It is with this background that this Policy Brief aims at analyzing whether this integration is an instituton ahead of its time. The Ethiopian PM called for the three countries, Ethiopia, Eritrea and Somalia to become one country with one leader, would this be possible? What are the challenges that may hinder the establishment of such confederation? The tripartite agreement between Ethiopia, Eritrea and Somalia, didn’t include Djibouti, what are the implications to the region of not having Djibouti to such a plan? What implications it may have for “The Intergovernmental Authority on Development (IGAD)”, the eight-country security, economic and trade bloc in East Africa? Is the current Federal Government of Somalia in a position to cement such a plan, with Ethiopia and Eritrea who are much stronger politically, militarily and economically?

Key policy Message:
The Horn of Africa region has long suffered a plethora of authoritarian regimes, social and political unrest, civil and interstate wars and catastrophic famine.
The Horn of Africa Region is vital to the world security and trade; its peace, security and political stability have far-reaching implications beyond the region.
The recent dramatic turn of events in Ethiopia that saw the selection of Mr Abiy Ahmed as the new Prime Minister ushered in a new era that presents enormous opportunities of political, social and economic reforms in Ethiopia that will be undoubtedly reverberate across the region.
The Horn of Africa transformational integration initiative inspired Prime Minister Abiy Ahmed could be seen as a plausible approach to end long held animosity, rivalry and bloody wars between the neighbouring countries in the region. If it is carefully crafted – considering the ethnic diversity, societal, cultural and religious sensitivities of its populace – such integration could bring political stability and economic prosperity to the region.

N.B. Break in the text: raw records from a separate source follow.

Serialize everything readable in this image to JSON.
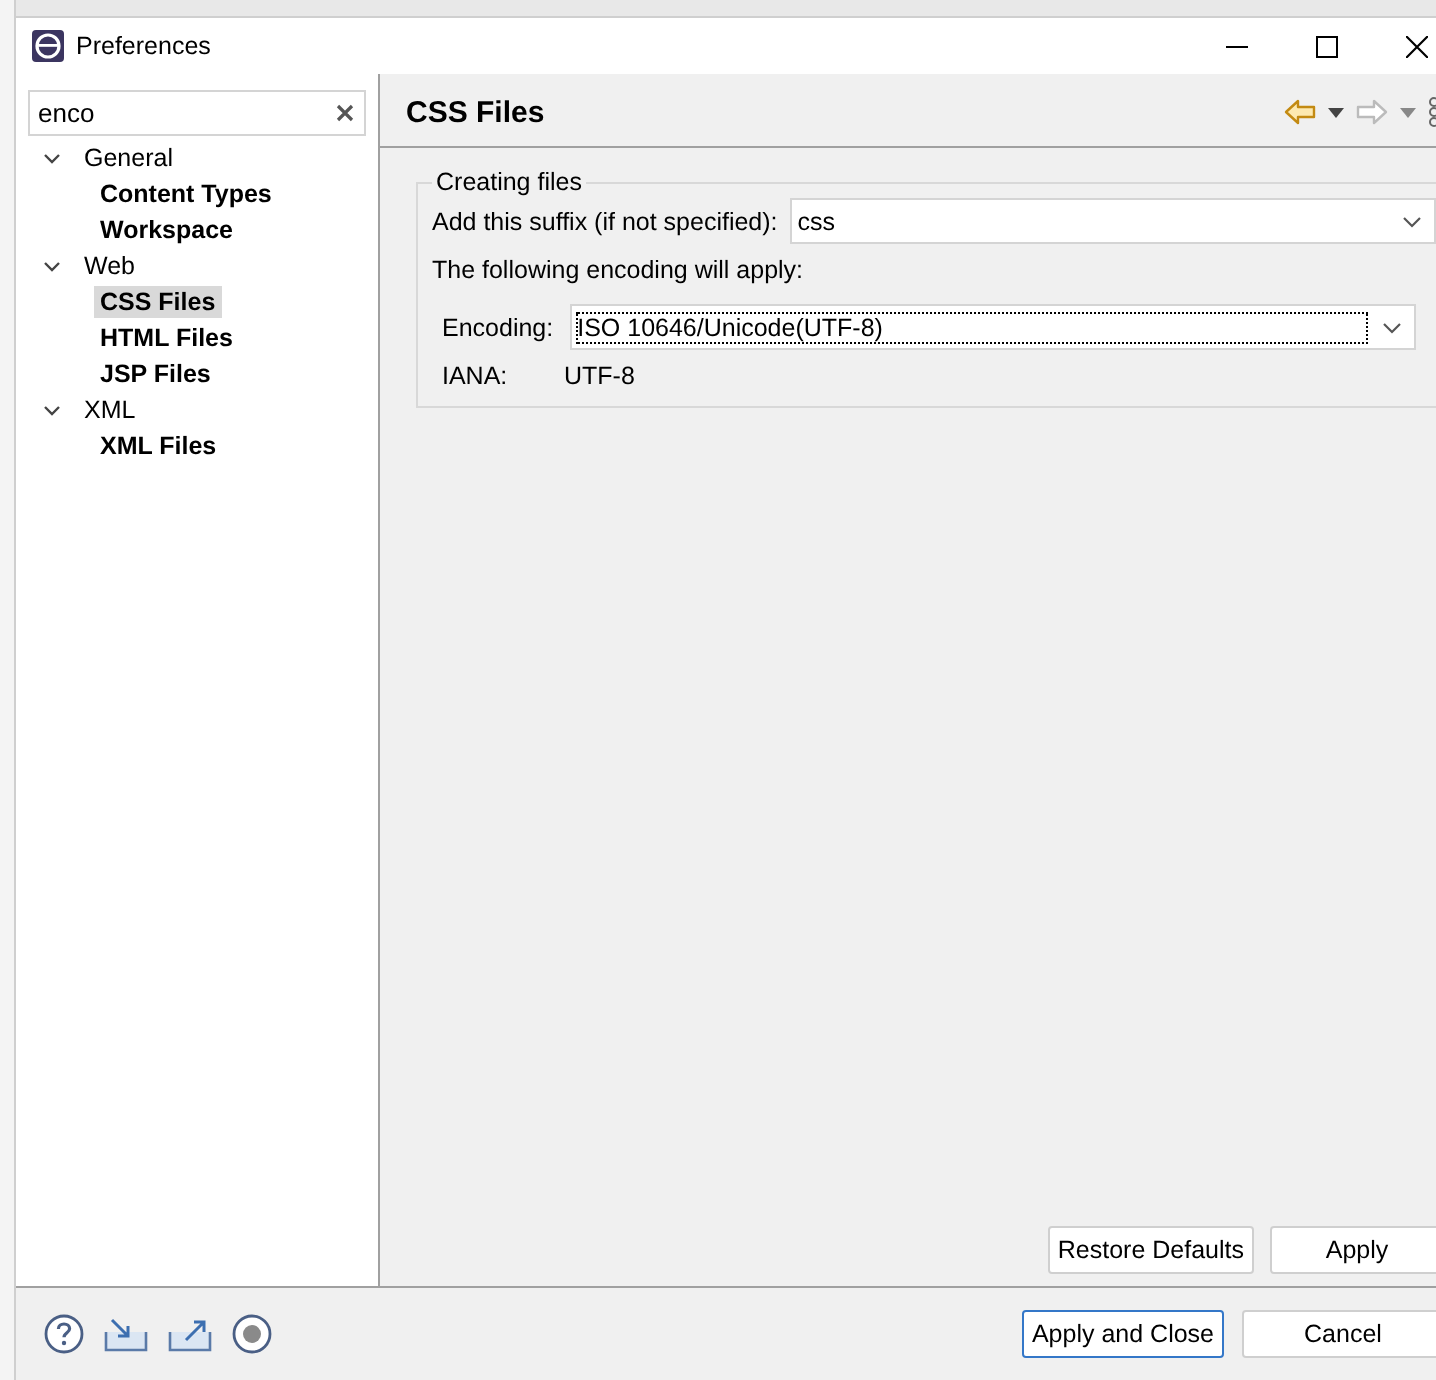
{
  "window": {
    "title": "Preferences"
  },
  "filter": {
    "value": "enco"
  },
  "tree": [
    {
      "label": "General",
      "expanded": true,
      "selected": false,
      "children": [
        {
          "label": "Content Types",
          "selected": false
        },
        {
          "label": "Workspace",
          "selected": false
        }
      ]
    },
    {
      "label": "Web",
      "expanded": true,
      "selected": false,
      "children": [
        {
          "label": "CSS Files",
          "selected": true
        },
        {
          "label": "HTML Files",
          "selected": false
        },
        {
          "label": "JSP Files",
          "selected": false
        }
      ]
    },
    {
      "label": "XML",
      "expanded": true,
      "selected": false,
      "children": [
        {
          "label": "XML Files",
          "selected": false
        }
      ]
    }
  ],
  "page": {
    "title": "CSS Files",
    "group": {
      "title": "Creating files",
      "suffix_label": "Add this suffix (if not specified):",
      "suffix_value": "css",
      "encoding_note": "The following encoding will apply:",
      "encoding_label": "Encoding:",
      "encoding_value": "ISO 10646/Unicode(UTF-8)",
      "iana_label": "IANA:",
      "iana_value": "UTF-8"
    },
    "buttons": [
      "Restore Defaults",
      "Apply"
    ]
  },
  "footer_buttons": [
    "Apply and Close",
    "Cancel"
  ]
}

Due to the region’s history of ethnic violence, territorial disputes and trust deficiency, any reform such as the one currently championed by Prime Minister Abiy should not be rushed into but planned well with bottom up approach, first addressing the contentious issues of ethnic clashes and intra /inter country border disputes in the region, before any integration agreement is speculated.
Integration is not a mere free movement of people and goods across borders but a complex multi-layered process that will require profound changes and close alignment of political and governance structures, harmonization of laws and establishment of regulatory institutions, legal frameworks and agreements which will bind the nationals of these countries together.

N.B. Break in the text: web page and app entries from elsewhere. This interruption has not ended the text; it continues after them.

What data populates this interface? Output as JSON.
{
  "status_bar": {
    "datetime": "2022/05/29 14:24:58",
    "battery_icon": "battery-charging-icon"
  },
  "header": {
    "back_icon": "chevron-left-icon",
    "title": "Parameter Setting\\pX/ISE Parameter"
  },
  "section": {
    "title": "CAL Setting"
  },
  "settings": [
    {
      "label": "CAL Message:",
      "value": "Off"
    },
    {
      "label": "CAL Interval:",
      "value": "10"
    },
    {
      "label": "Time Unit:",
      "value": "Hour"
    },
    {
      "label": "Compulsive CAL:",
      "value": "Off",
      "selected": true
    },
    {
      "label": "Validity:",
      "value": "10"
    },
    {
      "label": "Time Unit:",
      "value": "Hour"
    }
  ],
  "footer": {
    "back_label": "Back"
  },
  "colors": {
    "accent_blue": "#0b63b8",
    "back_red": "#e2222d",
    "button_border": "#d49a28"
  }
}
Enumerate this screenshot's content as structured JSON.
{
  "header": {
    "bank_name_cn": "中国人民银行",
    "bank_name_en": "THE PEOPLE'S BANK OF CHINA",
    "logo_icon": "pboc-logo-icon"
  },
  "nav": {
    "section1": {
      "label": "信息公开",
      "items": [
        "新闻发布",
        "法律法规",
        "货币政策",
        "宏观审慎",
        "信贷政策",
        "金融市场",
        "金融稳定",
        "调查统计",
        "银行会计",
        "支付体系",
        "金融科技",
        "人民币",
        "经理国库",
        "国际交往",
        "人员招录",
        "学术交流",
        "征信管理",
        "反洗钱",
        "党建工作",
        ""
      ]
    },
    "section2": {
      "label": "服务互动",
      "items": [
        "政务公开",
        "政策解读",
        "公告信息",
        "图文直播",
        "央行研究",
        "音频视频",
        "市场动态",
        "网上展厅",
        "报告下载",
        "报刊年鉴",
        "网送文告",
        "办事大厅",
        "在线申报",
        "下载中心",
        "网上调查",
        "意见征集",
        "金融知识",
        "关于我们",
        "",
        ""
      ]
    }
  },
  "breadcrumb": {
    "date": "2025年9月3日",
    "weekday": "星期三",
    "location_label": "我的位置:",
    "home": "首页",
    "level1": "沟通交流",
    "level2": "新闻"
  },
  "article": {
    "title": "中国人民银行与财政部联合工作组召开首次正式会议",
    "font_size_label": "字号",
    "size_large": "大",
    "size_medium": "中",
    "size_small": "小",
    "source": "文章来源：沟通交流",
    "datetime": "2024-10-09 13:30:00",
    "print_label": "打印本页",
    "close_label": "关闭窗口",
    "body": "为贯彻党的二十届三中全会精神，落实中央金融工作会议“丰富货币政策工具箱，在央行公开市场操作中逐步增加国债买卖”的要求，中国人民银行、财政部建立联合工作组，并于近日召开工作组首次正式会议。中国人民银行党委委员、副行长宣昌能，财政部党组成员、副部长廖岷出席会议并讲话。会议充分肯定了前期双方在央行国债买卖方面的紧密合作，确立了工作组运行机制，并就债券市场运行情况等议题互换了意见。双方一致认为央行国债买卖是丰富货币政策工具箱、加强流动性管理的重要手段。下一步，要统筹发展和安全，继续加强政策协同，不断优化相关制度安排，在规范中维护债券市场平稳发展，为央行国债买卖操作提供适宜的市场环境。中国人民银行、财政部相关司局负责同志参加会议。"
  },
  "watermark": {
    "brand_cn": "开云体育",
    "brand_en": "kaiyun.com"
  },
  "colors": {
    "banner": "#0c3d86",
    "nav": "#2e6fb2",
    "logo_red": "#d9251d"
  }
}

The proposed integration plan leaves out the Republic of Djibouti, a small but strategically important country in the horn, and without its participation, the integration initiative by Abiy cannot reach its potential.

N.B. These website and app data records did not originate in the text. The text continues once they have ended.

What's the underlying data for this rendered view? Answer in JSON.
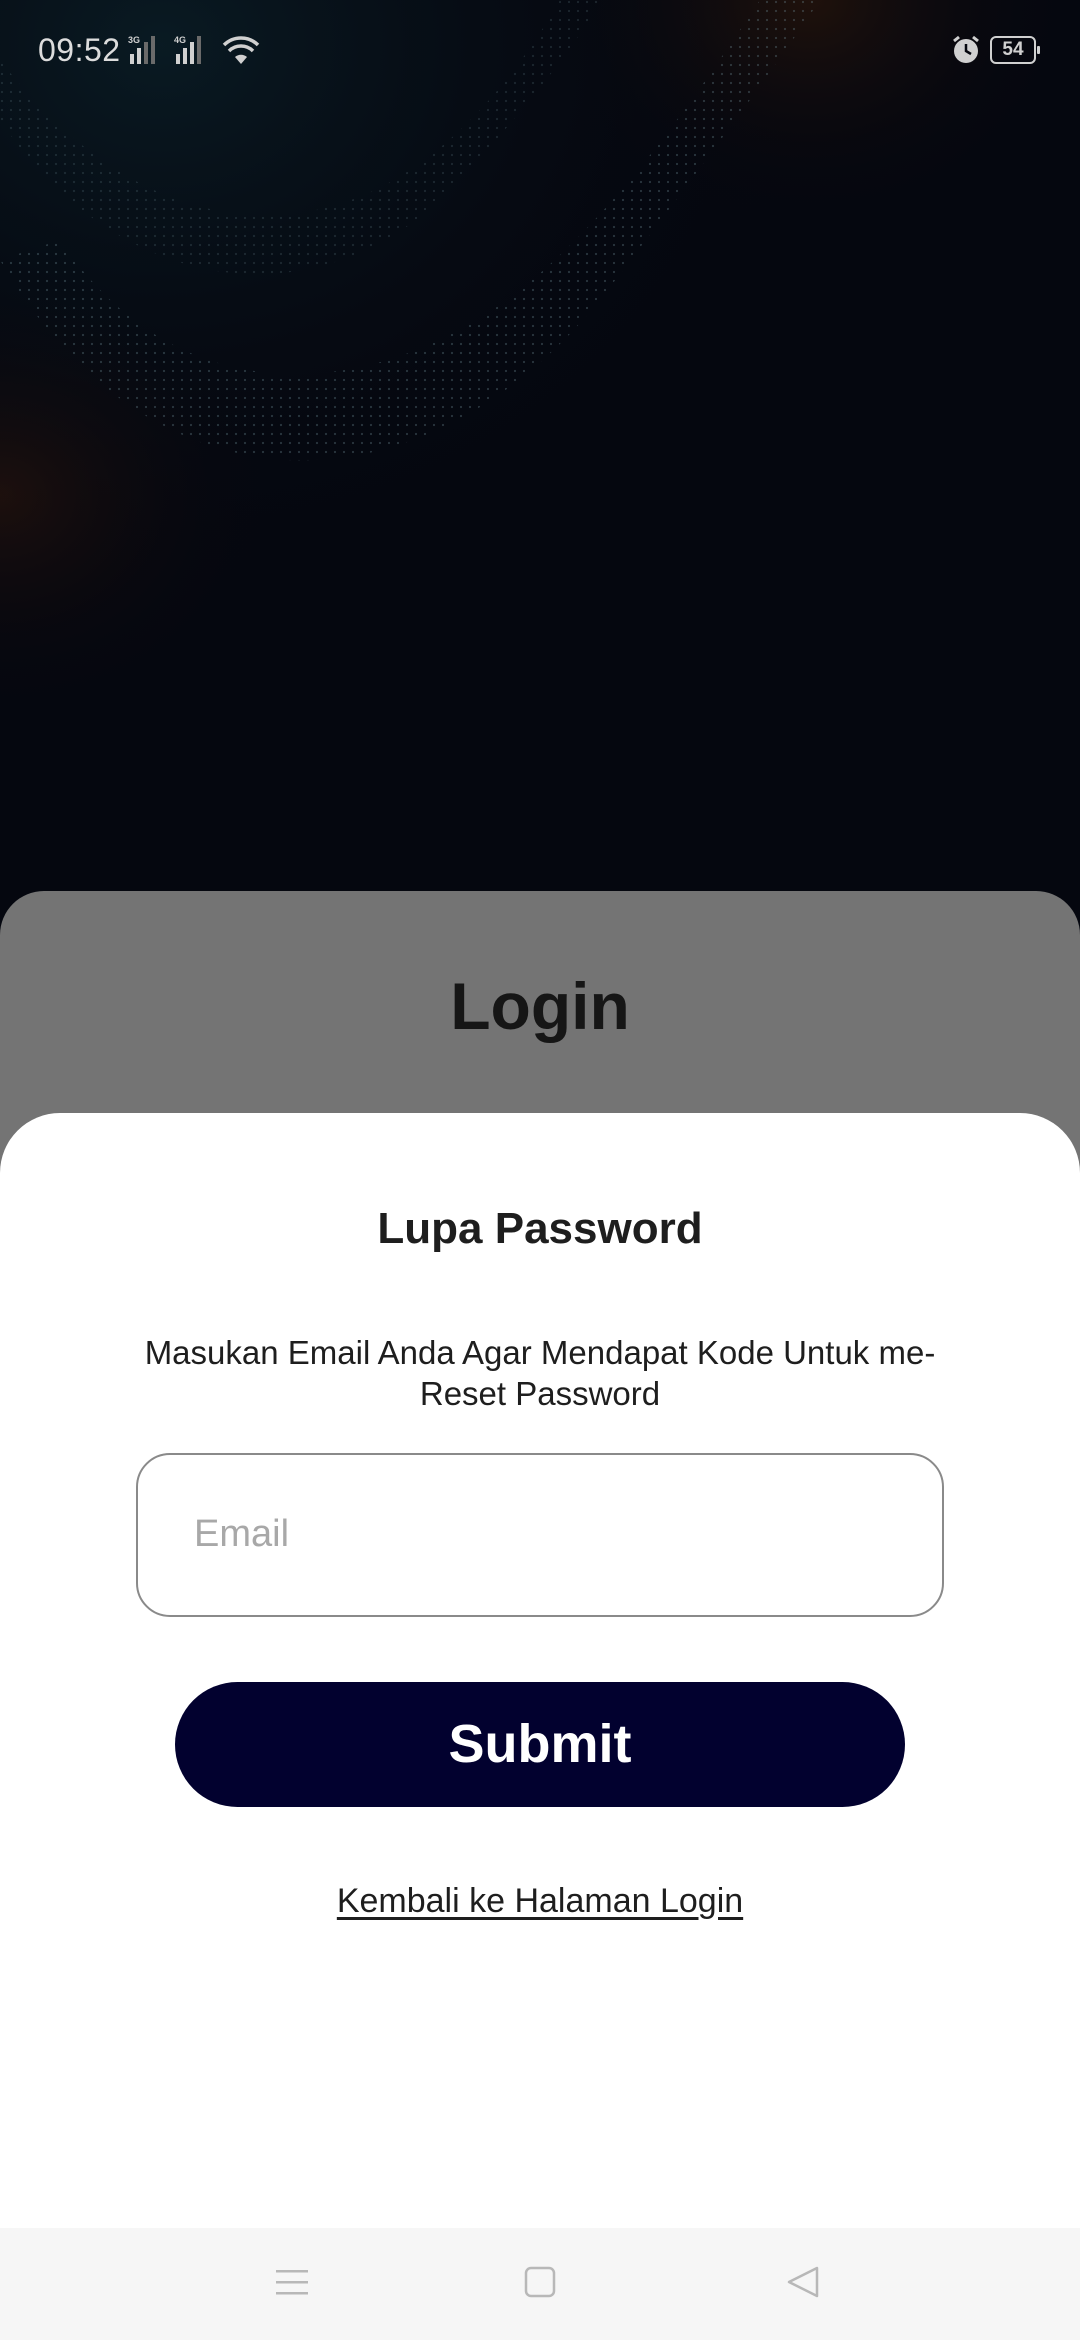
{
  "status_bar": {
    "time": "09:52",
    "network_1": "3G",
    "network_2": "4G",
    "battery_level": "54"
  },
  "login_card": {
    "title": "Login"
  },
  "forgot_sheet": {
    "title": "Lupa Password",
    "description": "Masukan Email Anda Agar Mendapat Kode Untuk me-Reset Password",
    "email_placeholder": "Email",
    "email_value": "",
    "submit_label": "Submit",
    "back_link_label": "Kembali ke Halaman Login"
  },
  "nav_bar": {
    "items": [
      "menu-icon",
      "home-icon",
      "back-icon"
    ]
  },
  "colors": {
    "primary": "#02012f",
    "background_dark": "#05070f",
    "sheet": "#ffffff",
    "scrim_card": "#747474"
  }
}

The current Federal Government of Somalia has more pressing security and governance issues on the ground and lacks the capacity and competence to join such an enterprise. Thus it is not in the best interest of Somalia to plunge into a regional integration plan without equitable participation with much stronger and stable countries in the region.
The impassioned discourse about future integration should not overshadow the overarching need to stabilize the region, strengthen the rule of law and bring in democratic system of government. The leaders of the Horn of Africa countries should, by showing genuine aspiration and unity of purpose, take practical steps to realize closer partnership and cooperation on peace, security and economic development.